Molecule as a Harmonic Oscillator

The molecule as a harmonic Oscillator:

The near-infrared spectrum is obtained due to vibrations of the nuclei in the diatomic molecule along the internuclear axis.
This simplest possible assumption about the form of vibration is to treat the molecule as a harmonic oscillator.
Molecule as a harmonic Oscillator
Making this substitution, in eq. (i) , we get :
Molecule as a harmonic Oscillator
This gives the allowed energies for the harmonic oscillator. is called vibrational quantum number which can take integral values :
v = 0, 1, 2, 3, …………
A special feature of quantum -mechanical oscillator is the existence of zero-point energy.
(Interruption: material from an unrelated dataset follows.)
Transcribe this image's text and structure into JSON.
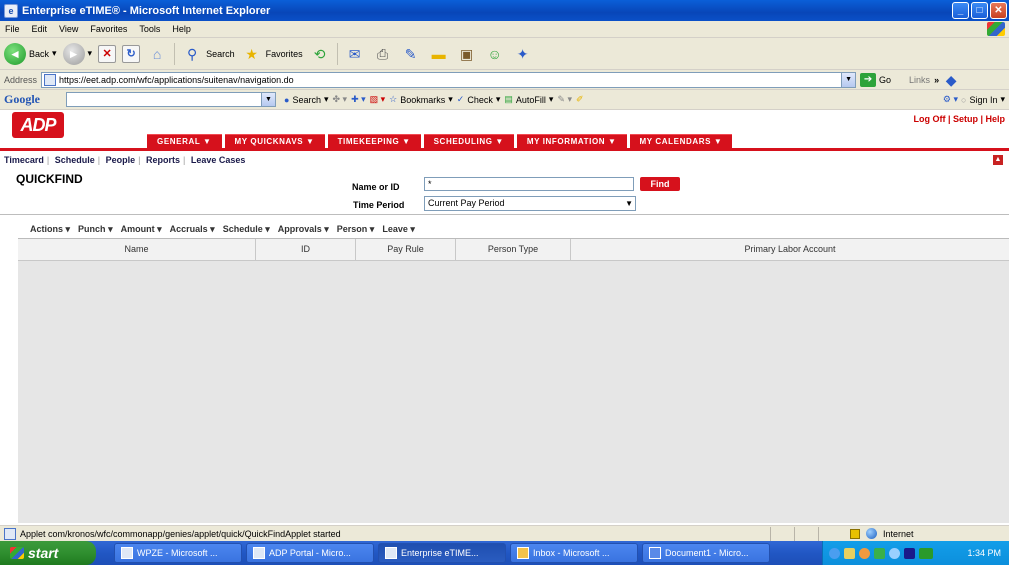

Let us now investigate that expected spectrum of such an oscillator. The vibrational term ( energies in wave number unit m^-1 or cm^-1) are :
Molecule as a harmonic Oscillator
Thus, we have a series of equispaced discrete vibrational levels with common separation ω.
Molecule as a harmonic Oscillator
Fig. Discrete vibrational levels
When a transition takes place between an upper-level v’ and at a lower level v”, the wave number of the emitted or absorbed radiation is given by :
Molecule as a harmonic Oscillator

The selection rule (Δv = ±1)  gives :

                               v’ = v” + 1
Most of the electrons remains in ground state, i.e. the state corresponding to v = 0 
Therefore, the main vibrational absorption transition is from v = 0 to v = 1 ,i.e. lower level v” = 0 and upper level v’ = +1. Thus, the vibrational spectrum is expected to consists of a single band of ω (cm^-1).
See Also:

Be First to Comment

    Leave a Reply

    Your email address will not be published. Required fields are marked * Protection Status